Emily and Einstein

By Linda Frances Lee

St. Martin’s Press

ISBN: 9780312382186

4 stars

Emily Barlow is an editor at a small, New York publisher and she loves her job. She’s dedicated to her authors, her publishing house, and her husband. Her husband, Sandy Portman, is, however, not so dedicated to their life together. After two years of marriage, Sandy wants a divorce. On the night he plans to drop his ultimatum, he dies in a car accident caused by a small dog outside of the animal hospital where Emily volunteers. Refusing to believe he could be dead — nothing happens to Sandy Portman he doesn’t want to happen — he strikes a deal with the old man who comes to take him away into the nothingness. He can go back but he must help Emily. Sandy, wanting nothing more than to go back and believing he will eventually return to his own body, takes the deal and finds himself in the body of a scraggly, ugly dog named Einstein.

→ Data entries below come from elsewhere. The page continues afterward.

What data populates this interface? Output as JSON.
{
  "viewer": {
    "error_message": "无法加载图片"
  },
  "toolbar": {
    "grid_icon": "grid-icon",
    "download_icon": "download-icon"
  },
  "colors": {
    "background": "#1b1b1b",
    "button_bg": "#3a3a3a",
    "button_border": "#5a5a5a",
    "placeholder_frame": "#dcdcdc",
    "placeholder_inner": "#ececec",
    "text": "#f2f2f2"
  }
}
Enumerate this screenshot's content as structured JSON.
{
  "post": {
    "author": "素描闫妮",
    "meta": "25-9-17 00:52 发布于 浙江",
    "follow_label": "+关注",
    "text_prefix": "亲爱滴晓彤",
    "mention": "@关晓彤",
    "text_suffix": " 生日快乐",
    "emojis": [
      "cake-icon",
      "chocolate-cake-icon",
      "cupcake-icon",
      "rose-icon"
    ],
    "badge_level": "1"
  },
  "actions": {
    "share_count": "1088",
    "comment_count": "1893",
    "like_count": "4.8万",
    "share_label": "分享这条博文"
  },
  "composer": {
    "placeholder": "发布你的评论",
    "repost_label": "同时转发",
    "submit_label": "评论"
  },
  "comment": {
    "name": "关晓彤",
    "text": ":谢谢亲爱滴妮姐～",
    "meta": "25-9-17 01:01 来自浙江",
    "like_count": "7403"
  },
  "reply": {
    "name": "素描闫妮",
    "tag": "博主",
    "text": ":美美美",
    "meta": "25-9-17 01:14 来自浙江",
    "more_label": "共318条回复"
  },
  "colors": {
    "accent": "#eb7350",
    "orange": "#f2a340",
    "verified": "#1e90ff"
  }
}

Insulating herself in a bubble of grief and disbelief, Emily makes it through the funeral in a fog waiting for Sandy to walk through the door and for the nightmare that has become her life to end. She stops by the animal hospital to check on the dog Einstein she spent her last bit of savings to rescue, and in a fit of grief, she takes the dog home and attempts to make a life without Sandy. Unfortunately, nothing is simple for Emily. Her job security crumbles in front of her eyes, her former mother-in-law wants to evict her from the apartment she shared with Sandy, and her sister, who has a tentative grip on reality, shows up on her doorstep needing a place to stay and money. For a few weeks, the only thing that tethers Emily to life is the dog Einstein and even he seems not to care too much for her at first. Months pass before Emily can find her footing again, and in the process of understanding who she is and what a sham her marriage was, she begins to understand a mother and a sister she always thought too distant and different, finds out she can still love, and family is not always so worrisome.

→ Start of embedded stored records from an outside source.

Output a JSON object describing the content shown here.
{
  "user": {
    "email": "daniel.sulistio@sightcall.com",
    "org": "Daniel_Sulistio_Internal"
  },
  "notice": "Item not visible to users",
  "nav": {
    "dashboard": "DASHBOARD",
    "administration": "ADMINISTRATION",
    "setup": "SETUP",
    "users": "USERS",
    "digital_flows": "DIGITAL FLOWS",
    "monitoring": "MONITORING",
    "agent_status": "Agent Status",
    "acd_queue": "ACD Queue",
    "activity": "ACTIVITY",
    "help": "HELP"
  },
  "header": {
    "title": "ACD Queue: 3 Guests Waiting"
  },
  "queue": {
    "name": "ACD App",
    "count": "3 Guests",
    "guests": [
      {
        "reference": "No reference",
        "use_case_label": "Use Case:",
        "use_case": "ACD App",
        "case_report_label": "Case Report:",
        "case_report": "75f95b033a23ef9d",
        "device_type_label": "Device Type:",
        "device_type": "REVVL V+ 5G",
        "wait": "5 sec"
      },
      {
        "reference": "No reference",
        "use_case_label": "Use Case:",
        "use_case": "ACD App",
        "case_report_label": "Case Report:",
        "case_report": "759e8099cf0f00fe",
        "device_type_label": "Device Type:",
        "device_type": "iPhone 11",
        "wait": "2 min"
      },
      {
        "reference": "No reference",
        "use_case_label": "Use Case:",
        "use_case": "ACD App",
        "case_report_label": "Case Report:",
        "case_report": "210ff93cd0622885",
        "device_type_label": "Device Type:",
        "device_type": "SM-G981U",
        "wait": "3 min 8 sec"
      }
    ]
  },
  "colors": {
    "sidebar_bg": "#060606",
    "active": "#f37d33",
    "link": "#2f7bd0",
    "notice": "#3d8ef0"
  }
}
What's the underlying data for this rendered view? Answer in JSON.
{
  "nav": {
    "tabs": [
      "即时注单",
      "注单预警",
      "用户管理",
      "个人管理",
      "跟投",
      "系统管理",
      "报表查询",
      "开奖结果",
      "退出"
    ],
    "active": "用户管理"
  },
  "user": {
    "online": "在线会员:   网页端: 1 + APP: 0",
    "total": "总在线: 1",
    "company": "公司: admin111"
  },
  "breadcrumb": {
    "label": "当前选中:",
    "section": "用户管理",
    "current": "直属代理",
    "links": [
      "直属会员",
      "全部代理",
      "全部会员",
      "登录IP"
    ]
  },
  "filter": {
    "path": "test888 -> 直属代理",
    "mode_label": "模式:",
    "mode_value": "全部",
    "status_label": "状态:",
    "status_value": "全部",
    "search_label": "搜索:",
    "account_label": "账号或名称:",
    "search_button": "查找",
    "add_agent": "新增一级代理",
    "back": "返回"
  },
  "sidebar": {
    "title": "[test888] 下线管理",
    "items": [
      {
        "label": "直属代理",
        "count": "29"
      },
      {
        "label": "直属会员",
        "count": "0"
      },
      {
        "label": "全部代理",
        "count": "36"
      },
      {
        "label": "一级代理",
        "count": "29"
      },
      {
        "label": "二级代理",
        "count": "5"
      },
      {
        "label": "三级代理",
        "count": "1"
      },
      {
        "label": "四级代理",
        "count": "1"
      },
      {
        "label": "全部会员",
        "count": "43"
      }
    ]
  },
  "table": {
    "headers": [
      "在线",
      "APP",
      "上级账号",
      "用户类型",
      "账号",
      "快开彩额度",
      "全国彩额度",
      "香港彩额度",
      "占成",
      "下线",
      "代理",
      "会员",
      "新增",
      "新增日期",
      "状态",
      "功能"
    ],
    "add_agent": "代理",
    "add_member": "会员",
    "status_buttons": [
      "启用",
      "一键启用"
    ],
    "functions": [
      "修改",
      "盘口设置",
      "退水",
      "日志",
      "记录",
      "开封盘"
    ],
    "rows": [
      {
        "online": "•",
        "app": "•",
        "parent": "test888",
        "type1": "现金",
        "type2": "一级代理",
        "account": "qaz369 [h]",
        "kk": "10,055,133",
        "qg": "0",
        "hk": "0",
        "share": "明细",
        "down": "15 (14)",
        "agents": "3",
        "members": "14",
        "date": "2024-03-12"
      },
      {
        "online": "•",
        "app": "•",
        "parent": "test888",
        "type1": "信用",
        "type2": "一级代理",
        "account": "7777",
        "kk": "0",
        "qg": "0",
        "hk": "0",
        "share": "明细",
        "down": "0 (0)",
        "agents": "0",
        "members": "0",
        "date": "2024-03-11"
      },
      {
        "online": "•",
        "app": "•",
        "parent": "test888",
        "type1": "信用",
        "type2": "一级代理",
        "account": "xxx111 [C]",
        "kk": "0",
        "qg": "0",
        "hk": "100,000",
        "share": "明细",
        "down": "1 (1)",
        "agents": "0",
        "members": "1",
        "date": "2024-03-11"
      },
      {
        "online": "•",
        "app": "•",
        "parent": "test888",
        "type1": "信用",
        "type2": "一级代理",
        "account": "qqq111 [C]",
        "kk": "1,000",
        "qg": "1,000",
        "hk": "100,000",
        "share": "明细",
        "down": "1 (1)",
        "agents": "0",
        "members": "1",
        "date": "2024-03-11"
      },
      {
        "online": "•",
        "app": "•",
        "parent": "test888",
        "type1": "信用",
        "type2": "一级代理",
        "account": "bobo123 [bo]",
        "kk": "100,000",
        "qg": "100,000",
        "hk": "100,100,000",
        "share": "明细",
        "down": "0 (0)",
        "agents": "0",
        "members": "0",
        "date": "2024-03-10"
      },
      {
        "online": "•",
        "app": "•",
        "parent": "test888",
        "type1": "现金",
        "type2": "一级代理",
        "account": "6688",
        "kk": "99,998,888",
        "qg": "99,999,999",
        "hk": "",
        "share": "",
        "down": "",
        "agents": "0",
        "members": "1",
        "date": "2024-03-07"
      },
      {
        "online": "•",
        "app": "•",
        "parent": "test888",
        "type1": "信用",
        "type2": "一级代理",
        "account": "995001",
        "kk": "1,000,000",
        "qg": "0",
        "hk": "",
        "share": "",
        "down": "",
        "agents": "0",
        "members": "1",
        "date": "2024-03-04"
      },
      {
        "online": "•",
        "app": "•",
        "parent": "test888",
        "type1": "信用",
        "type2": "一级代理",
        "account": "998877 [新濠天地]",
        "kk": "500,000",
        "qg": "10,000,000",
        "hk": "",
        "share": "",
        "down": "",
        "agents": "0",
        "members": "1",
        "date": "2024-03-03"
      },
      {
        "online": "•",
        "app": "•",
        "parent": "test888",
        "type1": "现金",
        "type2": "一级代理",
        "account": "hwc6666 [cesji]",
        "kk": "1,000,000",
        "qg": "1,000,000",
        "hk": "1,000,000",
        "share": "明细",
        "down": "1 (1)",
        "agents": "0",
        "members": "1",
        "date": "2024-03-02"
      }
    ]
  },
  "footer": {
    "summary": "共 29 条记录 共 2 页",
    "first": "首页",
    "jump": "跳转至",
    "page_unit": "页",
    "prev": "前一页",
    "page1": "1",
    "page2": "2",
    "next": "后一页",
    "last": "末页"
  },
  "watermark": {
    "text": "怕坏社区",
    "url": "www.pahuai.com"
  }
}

While Emily is a likable, if grief stricken character, Sandy is not. He’s loathsome as a person — cheating on his wife, running away from any bit of difficulty in life, and throwing money at everything — and when he becomes Einstein (don’t worry this happens very early in the book, no spoilers) you revel in the fact he’s now an ugly dog. He’s still arrogant, believes himself the one scorned, and even though he was not a great husband to Emily, the divorce he wanted was really her fault in the end. Sandy reneged on promises he made to her, like deeding Emily the apartment so his mother couldn’t evict her, and was the type of person you feel sorry for and disgusted by at the same time. He was so wrapped up in who he was he never even took a moment to look at the woman he married. As Einstein, he comes to appreciate Emily; more than he ever did as a man.

I will admit up front this book is out of my normal genre range but I will also admit to enjoying it quite a lot. One thing you need to keep in mind is that this is a book about second chances and pretty much everyone gets that second chance here but if you’re willing to look past a small bit of predictability, Emily and Einstein is a fun read. There are several stories that intermingle and while I would have liked to have learned more about certain characters and their pasts, you don’t really get that but you get enough to know who the people are and appreciate the role they play in Emily’s life. She grows in the course of grieving for her husband and while it doesn’t seem much at first, the new life she creates for herself surprises even her. It’s a feel good story and there’s nothing wrong with that. Also, I’m a sucker for any story that has a lovable, if ugly, dog in it. Einstein plays the part well. If you’re looking for a fun Saturday afternoon read, Emily and Einstein is that book.

In addition to this blog, I also do reviews for The Book Reporter website. The above review was done for the Book Reporter which can be found here. The book was provided to me by the publisher.

Review – The Hard Way

The Hard Way

By Lee Child

Bantam Dell

ISBN:978-0-440-24103-4

4 stars

I’ve read a number of Lee Child’s books and there is one overriding thing I need to remind myself to do each time I start one — forget reality.  Please don’t take this to mean that I don’t like the books, because I do, it’s just that his characters, Jack Reacher in particular, always end up in the craziest situations that a person, a sane person, would have walked away from or never become involved in to begin with.  But, that is what also makes them interesting, so now I just go with the forget all reality tactic and I find enjoy the books much better.

Jack Reacher is back in New York City and spending time in a café drinking coffee, a favorite pastime of his.  One evening, he sees a man get into a car and drive away.  The next day, he’s approached about the small but rather forgettable event and ends up drawn into a kidnapping case that also involves a handful of rouge mercenaries on call for the U.S. government.  Unsure of how to walk away from the group he’s found himself oddly tied to because he can’t be certain that the kidnapped mother and daughter will be safe, he gets drawn deeper into the case and goes out of his way to help rescue two people he’s never met.

Oh, Reacher, how do you manage to rescue so many people in so short a time?  Also, how is it you manage to always be in the right place when trouble happens?  I want to be annoyed with these books because there is a huge disconnect between what happens and general reality (You know, reality for normal people.) but I can’t be.  Once I let go and fall into these books, I can’t help it, I’m stuck until I find out that Reacher has managed to save someone, stop something from blowing up, or just save the world in general.  I’m not a thriller reader either but these books put me into some sort of catatonic reading mode and I have to finish and find out that everything has worked out fine in the end.  I say that because everything always works out fine in the end.  At least that’s been the case for the books I’ve read in the Reacher series.

A co-worker of mine lends these books to me and I’ll admit there have been a few bombs along the way but for the most part, I enjoy them.  They’re one off books which can be read in one sitting and you don’t have to have read them in any sort of order to understand the plot.  By the way, the plot is pretty much always the same — something bad happens, Reacher shows up, saves the day.  These are books you pull out on a rainy or slow day and you just read.  You’ll be entertained by the end and glad that a co-worker loaned you that book.  You’ll also be tempted to write something nice about their sharing abilities so they loan you more.